Brooke Lake is an International and Arabic studies major at Colorado State University, USA. Brooke works as an editorial columnist for the Rocky Mountain Collegian. She studied abroad in Meknes, Morocco and currently studies abroad in Jordan.
[Originally posted September 5, 2013]
While studying abroad in Meknes, Morocco this past summer my favorite Arabic word came to be ‘iftar.’ I can remember whispering this word to myself over and over again while squished in the backseat of a taxi in the sweltering African heat between three oversized Moroccan women.
After the thirteenth hour of absolutely no food and water, after taking a three hour advanced Arabic exam, after walking home in the intense summer heat and after having an entire table ridden with delicious Moroccan food stare me down as I walked in my front door, I inhaled slowly and exhaled the word, iftar.
As days turned into weeks in Morocco the word took on a multitude of meanings for me. Iftar is the traditional meal which breaks the daily fast for those participating in Islam’s most holy month of Ramadan. I started to associate all things wonderful and life-giving with iftar. As a non-Muslim American living in an Islamic country for the first time during the month of Ramadan, my entire sense of comfort, will-power and understanding dissolved into a brand new empathy for a group of people I love deeply (Muslims). Even more, I experienced a revolutionary emotional, spiritual and physical transformation during my fast.
Ramadan, celebrated by approximately 2 billion Muslims worldwide, is a month-long fast dedicated to spiritual and physical purification in hopes that Allah will forgive all previous sins. From before the dawn breaks until the sun sets, those following the fast will abstain from not only food and water but also sex, gossip and ill behavior towards others.
You may wonder why a non-Muslim would willingly participate in Ramadan. I can best answer that with a story or two.
I went into my fast with an unknowing of what to expect. I had fasted before but never in a foreign country and culture, and never to this extent. I thought it would consist mostly of quiet meaningful reflection and meditation alone.
On the contrary, when I conjure up memories of Ramadan I hear my Moroccan “mother” screaming, “kooli” (Arabic for ‘you eat’) at me with a wink and the warmest of smiles as I sipped on homemade juice. I can see the faces of friends laughing together as we exchanged stories and jokes in three, sometimes four different languages. When I recall my first Ramadan, I feel my mouth succumb to the utter delectation that is harira, a famous Moroccan soup that takes about two hours to prepare, during iftar.

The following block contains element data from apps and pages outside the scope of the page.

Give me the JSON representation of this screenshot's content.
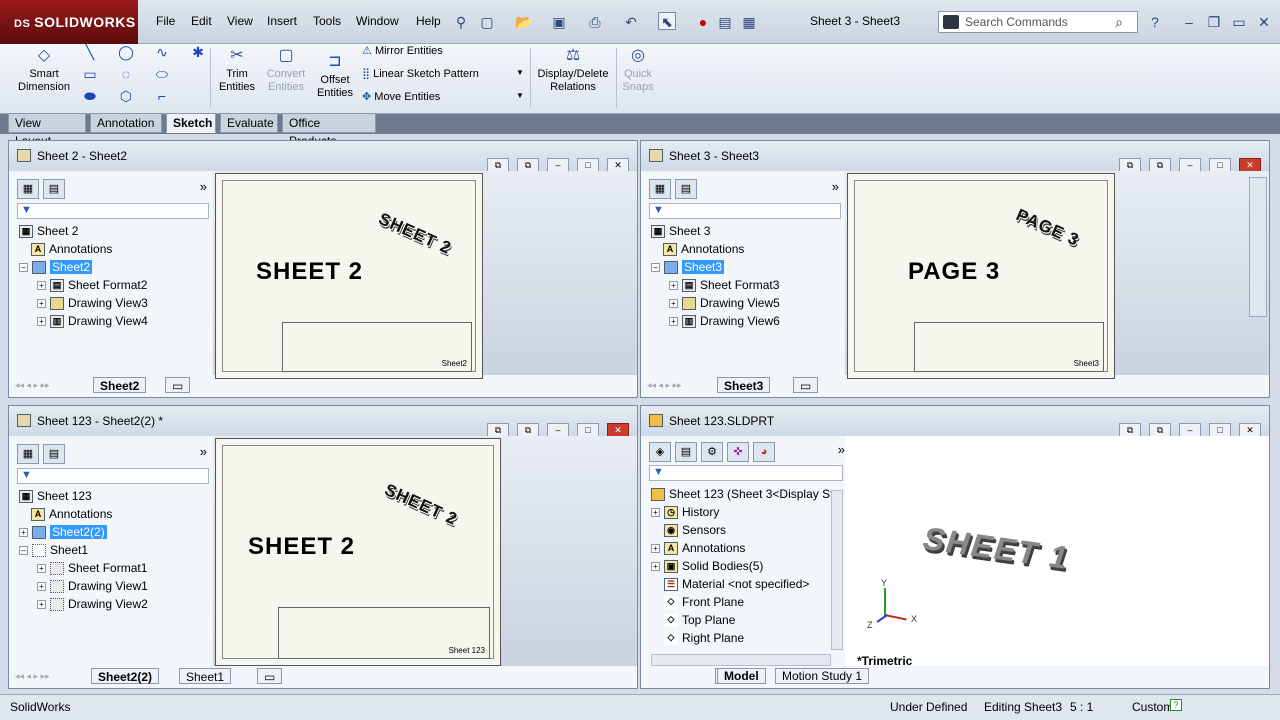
{
  "app": {
    "brand": "SOLIDWORKS",
    "brand_mark": "DS",
    "doc_title": "Sheet 3 - Sheet3"
  },
  "menu": [
    "File",
    "Edit",
    "View",
    "Insert",
    "Tools",
    "Window",
    "Help"
  ],
  "search": {
    "placeholder": "Search Commands"
  },
  "commands": {
    "smart_dimension": "Smart Dimension",
    "trim": "Trim Entities",
    "convert": "Convert Entities",
    "offset": "Offset Entities",
    "mirror": "Mirror Entities",
    "linear_pattern": "Linear Sketch Pattern",
    "move": "Move Entities",
    "display_delete": "Display/Delete Relations",
    "quick_snaps": "Quick Snaps"
  },
  "cm_tabs": [
    "View Layout",
    "Annotation",
    "Sketch",
    "Evaluate",
    "Office Products"
  ],
  "cm_tab_active": 2,
  "pane1": {
    "title": "Sheet 2 - Sheet2",
    "root": "Sheet 2",
    "items": [
      "Annotations",
      "Sheet2",
      "Sheet Format2",
      "Drawing View3",
      "Drawing View4"
    ],
    "sheet_tabs": [
      "Sheet2"
    ],
    "big_text": "SHEET 2",
    "rot_text": "SHEET 2",
    "tb_label": "Sheet2"
  },
  "pane2": {
    "title": "Sheet 3 - Sheet3",
    "root": "Sheet 3",
    "items": [
      "Annotations",
      "Sheet3",
      "Sheet Format3",
      "Drawing View5",
      "Drawing View6"
    ],
    "sheet_tabs": [
      "Sheet3"
    ],
    "big_text": "PAGE 3",
    "rot_text": "PAGE 3",
    "tb_label": "Sheet3"
  },
  "pane3": {
    "title": "Sheet 123 - Sheet2(2) *",
    "root": "Sheet 123",
    "items": [
      "Annotations",
      "Sheet2(2)",
      "Sheet1",
      "Sheet Format1",
      "Drawing View1",
      "Drawing View2"
    ],
    "sheet_tabs": [
      "Sheet2(2)",
      "Sheet1"
    ],
    "big_text": "SHEET 2",
    "rot_text": "SHEET 2",
    "tb_label": "Sheet 123"
  },
  "pane4": {
    "title": "Sheet 123.SLDPRT",
    "root": "Sheet 123  (Sheet 3<Display St",
    "items": [
      "History",
      "Sensors",
      "Annotations",
      "Solid Bodies(5)",
      "Material <not specified>",
      "Front Plane",
      "Top Plane",
      "Right Plane"
    ],
    "model_text": "SHEET 1",
    "view_label": "*Trimetric",
    "axes": {
      "x": "X",
      "y": "Y",
      "z": "Z"
    },
    "bottom_tabs": [
      "Model",
      "Motion Study 1"
    ]
  },
  "status": {
    "app": "SolidWorks",
    "state": "Under Defined",
    "editing": "Editing Sheet3",
    "scale": "5 : 1",
    "custom": "Custom"
  },
  "colors": {
    "brand": "#9b1b1b",
    "selection": "#3399ff",
    "close": "#c93c2e"
  }
}
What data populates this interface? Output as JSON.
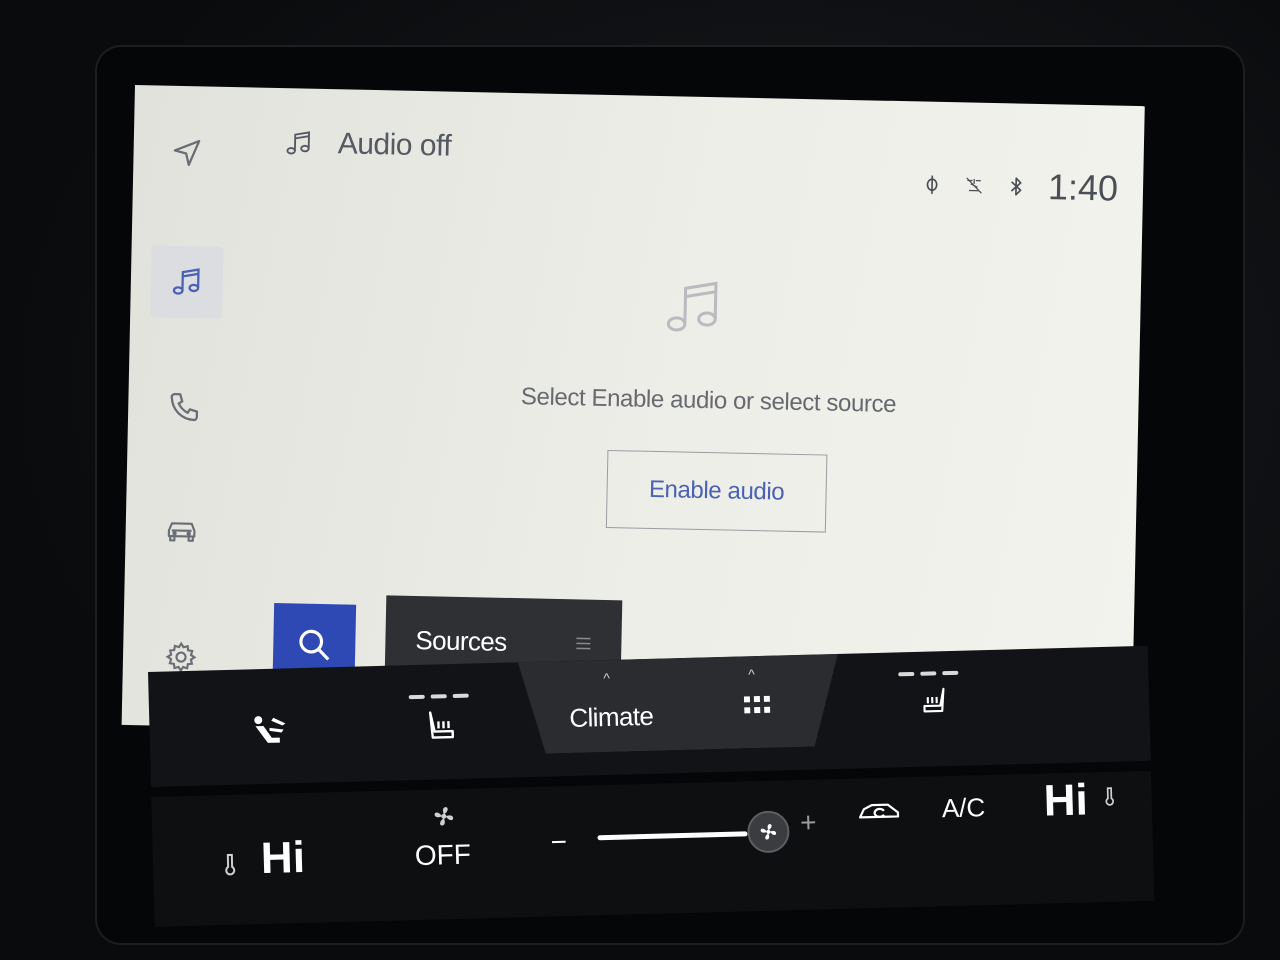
{
  "header": {
    "title": "Audio off",
    "clock": "1:40"
  },
  "main": {
    "hint": "Select Enable audio or select source",
    "enable_label": "Enable audio",
    "sources_label": "Sources"
  },
  "rail": {
    "items": [
      "navigation-icon",
      "music-icon",
      "phone-icon",
      "car-icon",
      "gear-icon"
    ],
    "active": "music-icon"
  },
  "climate": {
    "tab_label": "Climate",
    "driver_temp": "Hi",
    "fan_label": "OFF",
    "minus_label": "−",
    "plus_label": "+",
    "ac_label": "A/C",
    "passenger_temp": "Hi"
  },
  "colors": {
    "accent": "#4a61b4",
    "search_button": "#2e49b3",
    "sources_button": "#2f3033"
  }
}
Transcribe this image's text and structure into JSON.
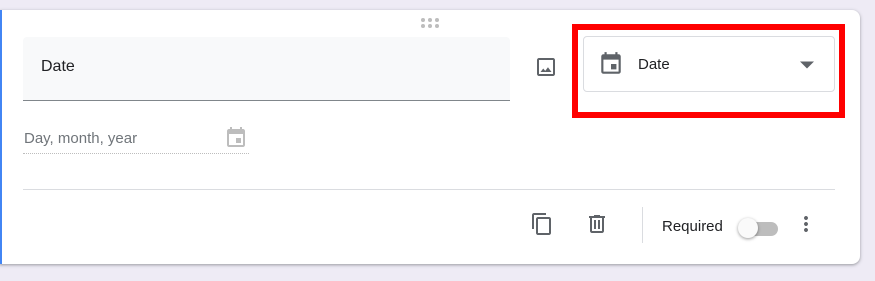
{
  "question": {
    "title": "Date",
    "answer_placeholder": "Day, month, year"
  },
  "type_selector": {
    "selected_label": "Date",
    "icon": "calendar-icon"
  },
  "footer": {
    "required_label": "Required",
    "required_on": false,
    "actions": [
      "duplicate-icon",
      "delete-icon",
      "more-vert-icon"
    ]
  },
  "colors": {
    "highlight": "#ff0000",
    "accent_border": "#4285f4",
    "icon": "#5f6368"
  }
}
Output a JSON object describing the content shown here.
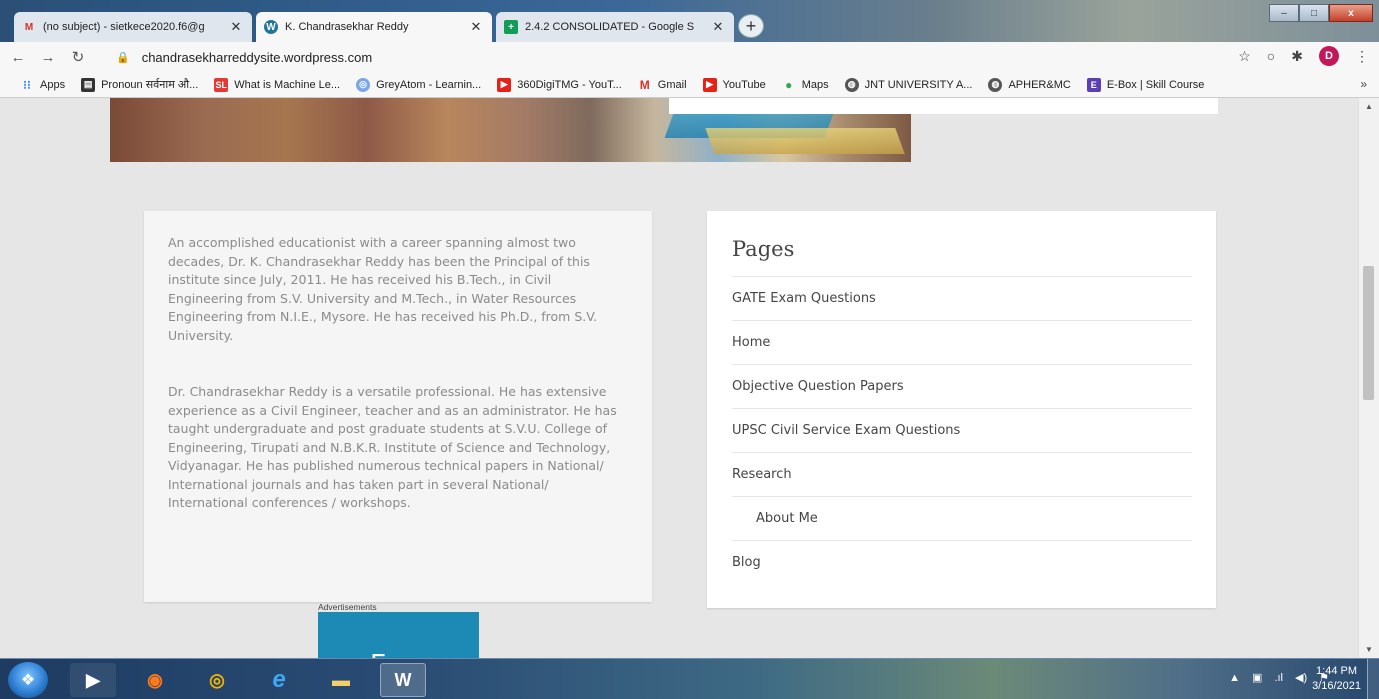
{
  "tabs": [
    {
      "title": "(no subject) - sietkece2020.f6@g",
      "icon": "gmail-icon",
      "active": false
    },
    {
      "title": "K. Chandrasekhar Reddy",
      "icon": "wordpress-icon",
      "active": true
    },
    {
      "title": "2.4.2 CONSOLIDATED - Google S",
      "icon": "google-sheets-icon",
      "active": false
    }
  ],
  "new_tab_label": "+",
  "window_controls": {
    "minimize": "–",
    "maximize": "□",
    "close": "x"
  },
  "address_bar": {
    "url": "chandrasekharreddysite.wordpress.com"
  },
  "profile_initial": "D",
  "bookmarks": [
    {
      "label": "Apps",
      "icon": "apps-grid-icon"
    },
    {
      "label": "Pronoun सर्वनाम औ...",
      "icon": "book-icon"
    },
    {
      "label": "What is Machine Le...",
      "icon": "sl-icon"
    },
    {
      "label": "GreyAtom - Learnin...",
      "icon": "greyatom-icon"
    },
    {
      "label": "360DigiTMG - YouT...",
      "icon": "youtube-icon"
    },
    {
      "label": "Gmail",
      "icon": "gmail-icon"
    },
    {
      "label": "YouTube",
      "icon": "youtube-icon"
    },
    {
      "label": "Maps",
      "icon": "maps-pin-icon"
    },
    {
      "label": "JNT UNIVERSITY A...",
      "icon": "globe-icon"
    },
    {
      "label": "APHER&MC",
      "icon": "globe-icon"
    },
    {
      "label": "E-Box | Skill Course",
      "icon": "ebox-icon"
    }
  ],
  "bookmarks_more": "»",
  "bio": {
    "paragraph1": "An accomplished educationist with a career spanning almost two decades, Dr. K. Chandrasekhar Reddy has been the Principal of this institute since July, 2011. He has received his B.Tech., in Civil Engineering from S.V. University and M.Tech., in Water Resources Engineering from N.I.E., Mysore. He has received his Ph.D., from S.V. University.",
    "paragraph2": "Dr. Chandrasekhar Reddy is a versatile professional. He has extensive experience as a Civil Engineer, teacher and as an administrator. He has taught undergraduate and post graduate students at S.V.U. College of Engineering, Tirupati and N.B.K.R. Institute of Science and Technology, Vidyanagar. He has published numerous technical papers in National/ International journals and has taken part in several National/ International conferences / workshops."
  },
  "pages_widget": {
    "title": "Pages",
    "links": [
      {
        "label": "GATE Exam Questions",
        "child": false
      },
      {
        "label": "Home",
        "child": false
      },
      {
        "label": "Objective Question Papers",
        "child": false
      },
      {
        "label": "UPSC Civil Service Exam Questions",
        "child": false
      },
      {
        "label": "Research",
        "child": false
      },
      {
        "label": "About Me",
        "child": true
      },
      {
        "label": "Blog",
        "child": false
      }
    ]
  },
  "advertisement": {
    "label": "Advertisements",
    "text": "Earn"
  },
  "taskbar": {
    "apps": [
      "media-player-icon",
      "firefox-icon",
      "chrome-icon",
      "internet-explorer-icon",
      "file-explorer-icon",
      "word-icon"
    ],
    "time": "1:44 PM",
    "date": "3/16/2021"
  },
  "colors": {
    "page_bg": "#e6e6e6",
    "link_text": "#454545",
    "body_text": "#8b8b8b",
    "ad_bg": "#1c8ab5"
  }
}
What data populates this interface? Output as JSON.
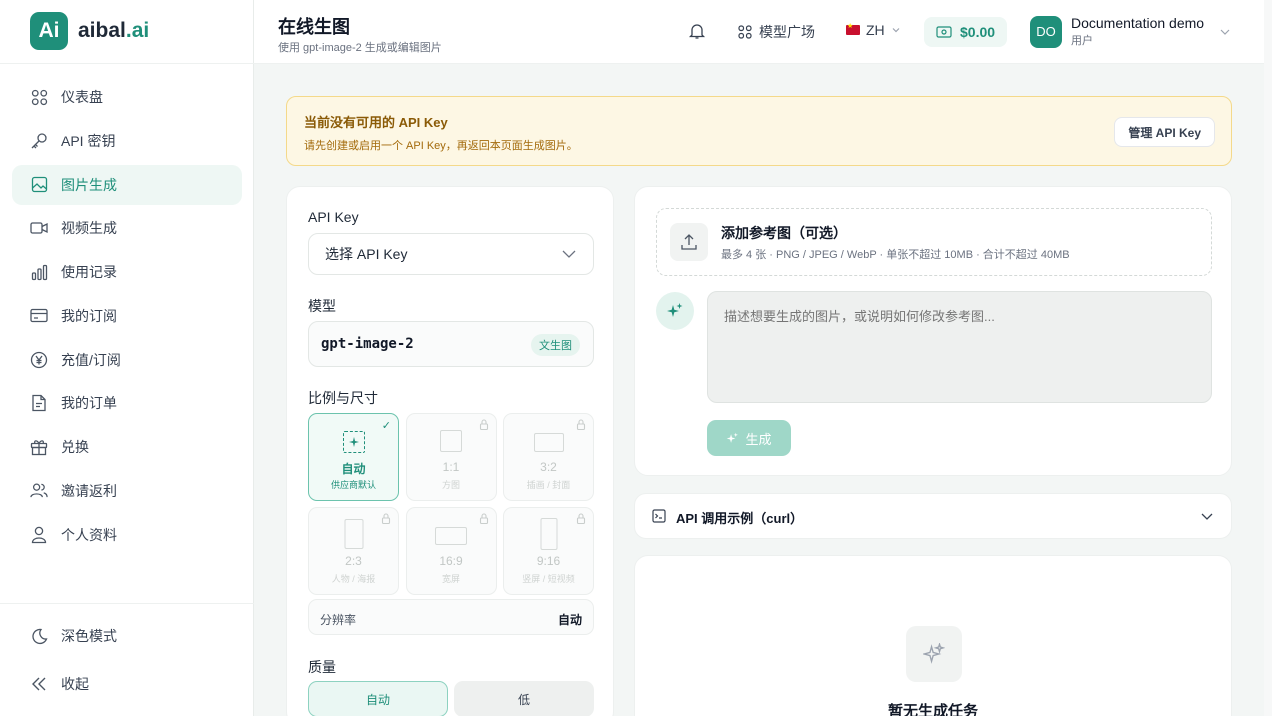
{
  "brand": {
    "logo": "Ai",
    "name": "aibal",
    "suffix": ".ai"
  },
  "sidebar": {
    "items": [
      {
        "label": "仪表盘",
        "icon": "grid-icon"
      },
      {
        "label": "API 密钥",
        "icon": "key-icon"
      },
      {
        "label": "图片生成",
        "icon": "image-icon",
        "active": true
      },
      {
        "label": "视频生成",
        "icon": "video-icon"
      },
      {
        "label": "使用记录",
        "icon": "bar-chart-icon"
      },
      {
        "label": "我的订阅",
        "icon": "card-icon"
      },
      {
        "label": "充值/订阅",
        "icon": "yen-circle-icon"
      },
      {
        "label": "我的订单",
        "icon": "document-icon"
      },
      {
        "label": "兑换",
        "icon": "gift-icon"
      },
      {
        "label": "邀请返利",
        "icon": "users-icon"
      },
      {
        "label": "个人资料",
        "icon": "user-icon"
      }
    ],
    "bottom": [
      {
        "label": "深色模式",
        "icon": "moon-icon"
      },
      {
        "label": "收起",
        "icon": "double-chevron-left-icon"
      }
    ]
  },
  "header": {
    "title": "在线生图",
    "subtitle": "使用 gpt-image-2 生成或编辑图片",
    "market": "模型广场",
    "lang": "ZH",
    "balance": "$0.00",
    "user": {
      "initials": "DO",
      "name": "Documentation demo",
      "role": "用户"
    }
  },
  "warning": {
    "title": "当前没有可用的 API Key",
    "desc": "请先创建或启用一个 API Key，再返回本页面生成图片。",
    "button": "管理 API Key"
  },
  "form": {
    "api_key_label": "API Key",
    "api_key_select": "选择 API Key",
    "model_label": "模型",
    "model_name": "gpt-image-2",
    "model_badge": "文生图",
    "ratio_label": "比例与尺寸",
    "ratios": [
      {
        "label": "自动",
        "sub": "供应商默认"
      },
      {
        "label": "1:1",
        "sub": "方图"
      },
      {
        "label": "3:2",
        "sub": "插画 / 封面"
      },
      {
        "label": "2:3",
        "sub": "人物 / 海报"
      },
      {
        "label": "16:9",
        "sub": "宽屏"
      },
      {
        "label": "9:16",
        "sub": "竖屏 / 短视频"
      }
    ],
    "resolution_label": "分辨率",
    "resolution_value": "自动",
    "quality_label": "质量",
    "quality_auto": "自动",
    "quality_low": "低"
  },
  "generate": {
    "upload_title": "添加参考图（可选）",
    "upload_desc": "最多 4 张 · PNG / JPEG / WebP · 单张不超过 10MB · 合计不超过 40MB",
    "prompt_placeholder": "描述想要生成的图片，或说明如何修改参考图...",
    "button": "生成"
  },
  "curl": {
    "label": "API 调用示例（curl）"
  },
  "tasks": {
    "empty": "暂无生成任务"
  },
  "colors": {
    "accent": "#1f8f7a",
    "warning_bg": "#fdf7e4",
    "warning_text": "#8a5a06"
  }
}
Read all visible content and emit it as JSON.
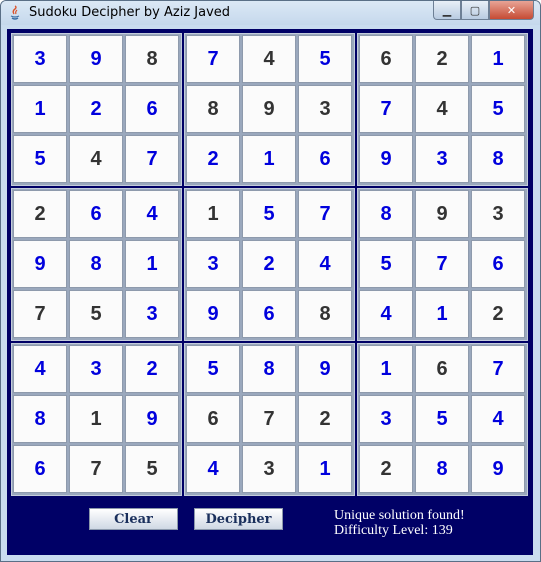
{
  "window": {
    "title": "Sudoku Decipher by Aziz Javed",
    "close_glyph": "✕",
    "minimize_glyph": "▁",
    "maximize_glyph": "▢"
  },
  "colors": {
    "client_background": "#000066",
    "solved_digit": "#0000dd",
    "given_digit": "#333333",
    "status_text": "#ffffff"
  },
  "board": [
    {
      "blocks": [
        {
          "cells": [
            {
              "v": "3",
              "given": false
            },
            {
              "v": "9",
              "given": false
            },
            {
              "v": "8",
              "given": true
            },
            {
              "v": "1",
              "given": false
            },
            {
              "v": "2",
              "given": false
            },
            {
              "v": "6",
              "given": false
            },
            {
              "v": "5",
              "given": false
            },
            {
              "v": "4",
              "given": true
            },
            {
              "v": "7",
              "given": false
            }
          ]
        },
        {
          "cells": [
            {
              "v": "7",
              "given": false
            },
            {
              "v": "4",
              "given": true
            },
            {
              "v": "5",
              "given": false
            },
            {
              "v": "8",
              "given": true
            },
            {
              "v": "9",
              "given": true
            },
            {
              "v": "3",
              "given": true
            },
            {
              "v": "2",
              "given": false
            },
            {
              "v": "1",
              "given": false
            },
            {
              "v": "6",
              "given": false
            }
          ]
        },
        {
          "cells": [
            {
              "v": "6",
              "given": true
            },
            {
              "v": "2",
              "given": true
            },
            {
              "v": "1",
              "given": false
            },
            {
              "v": "7",
              "given": false
            },
            {
              "v": "4",
              "given": true
            },
            {
              "v": "5",
              "given": false
            },
            {
              "v": "9",
              "given": false
            },
            {
              "v": "3",
              "given": false
            },
            {
              "v": "8",
              "given": false
            }
          ]
        }
      ]
    },
    {
      "blocks": [
        {
          "cells": [
            {
              "v": "2",
              "given": true
            },
            {
              "v": "6",
              "given": false
            },
            {
              "v": "4",
              "given": false
            },
            {
              "v": "9",
              "given": false
            },
            {
              "v": "8",
              "given": false
            },
            {
              "v": "1",
              "given": false
            },
            {
              "v": "7",
              "given": true
            },
            {
              "v": "5",
              "given": true
            },
            {
              "v": "3",
              "given": false
            }
          ]
        },
        {
          "cells": [
            {
              "v": "1",
              "given": true
            },
            {
              "v": "5",
              "given": false
            },
            {
              "v": "7",
              "given": false
            },
            {
              "v": "3",
              "given": false
            },
            {
              "v": "2",
              "given": false
            },
            {
              "v": "4",
              "given": false
            },
            {
              "v": "9",
              "given": false
            },
            {
              "v": "6",
              "given": false
            },
            {
              "v": "8",
              "given": true
            }
          ]
        },
        {
          "cells": [
            {
              "v": "8",
              "given": false
            },
            {
              "v": "9",
              "given": true
            },
            {
              "v": "3",
              "given": true
            },
            {
              "v": "5",
              "given": false
            },
            {
              "v": "7",
              "given": false
            },
            {
              "v": "6",
              "given": false
            },
            {
              "v": "4",
              "given": false
            },
            {
              "v": "1",
              "given": false
            },
            {
              "v": "2",
              "given": true
            }
          ]
        }
      ]
    },
    {
      "blocks": [
        {
          "cells": [
            {
              "v": "4",
              "given": false
            },
            {
              "v": "3",
              "given": false
            },
            {
              "v": "2",
              "given": false
            },
            {
              "v": "8",
              "given": false
            },
            {
              "v": "1",
              "given": true
            },
            {
              "v": "9",
              "given": false
            },
            {
              "v": "6",
              "given": false
            },
            {
              "v": "7",
              "given": true
            },
            {
              "v": "5",
              "given": true
            }
          ]
        },
        {
          "cells": [
            {
              "v": "5",
              "given": false
            },
            {
              "v": "8",
              "given": false
            },
            {
              "v": "9",
              "given": false
            },
            {
              "v": "6",
              "given": true
            },
            {
              "v": "7",
              "given": true
            },
            {
              "v": "2",
              "given": true
            },
            {
              "v": "4",
              "given": false
            },
            {
              "v": "3",
              "given": true
            },
            {
              "v": "1",
              "given": false
            }
          ]
        },
        {
          "cells": [
            {
              "v": "1",
              "given": false
            },
            {
              "v": "6",
              "given": true
            },
            {
              "v": "7",
              "given": false
            },
            {
              "v": "3",
              "given": false
            },
            {
              "v": "5",
              "given": false
            },
            {
              "v": "4",
              "given": false
            },
            {
              "v": "2",
              "given": true
            },
            {
              "v": "8",
              "given": false
            },
            {
              "v": "9",
              "given": false
            }
          ]
        }
      ]
    }
  ],
  "buttons": {
    "clear": "Clear",
    "decipher": "Decipher"
  },
  "status": {
    "line1": "Unique solution found!",
    "line2": "Difficulty Level: 139"
  }
}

While Ramadan was similar to hiking a Colorado fourteener in a physically demanding aspect, it was just as spiritually and emotionally challenging, yet rewarding. Regardless of my spiritual beliefs or nationality, an iftar never passed where a Muslim-Moroccan family or friend did not welcome me into their home with astonishing hospitality. I was always given more than I could eat at iftar and even more love than I could comprehend from even people I had only just met.
It did not matter if I was eating on the floor of a poor Berber family’s home in the Atlas mountains, at a fancy table decorated with delicate china and elaborate foods in the city of Meknes, or cramped around a table bursting with someone from every generation in the family home of my Arabic professor in Tangier; every iftar was spent with people who encouraged me to call them uncle, grandmother, sister and father.
Ramadan was a blur of emotions, food, heat, Arabic and thankfulness for me. In a country where I could so easily be isolated because of language, religion, race, beliefs and culture I was adopted into so many families who never questioned my worth or validity at their sacred breaking-of-fast meal.
I believe one of my journal entries during the third week of Ramadan sums up my experience most comprehensively:
When your past sorrow and anxiety about the future dissolve into a peaceful acceptance of what was, what is and what is to come. When all fear evades your mind and abounding joy mixed with absolute gratitude becomes your daily song. Where language is a matter of the heart and not of the tongue, and all homes and hearts have only but open doors. Where delectation comes from kindness and not matters of wealth or filling your belly. This is truly living. Brothers and sisters, I am truly living.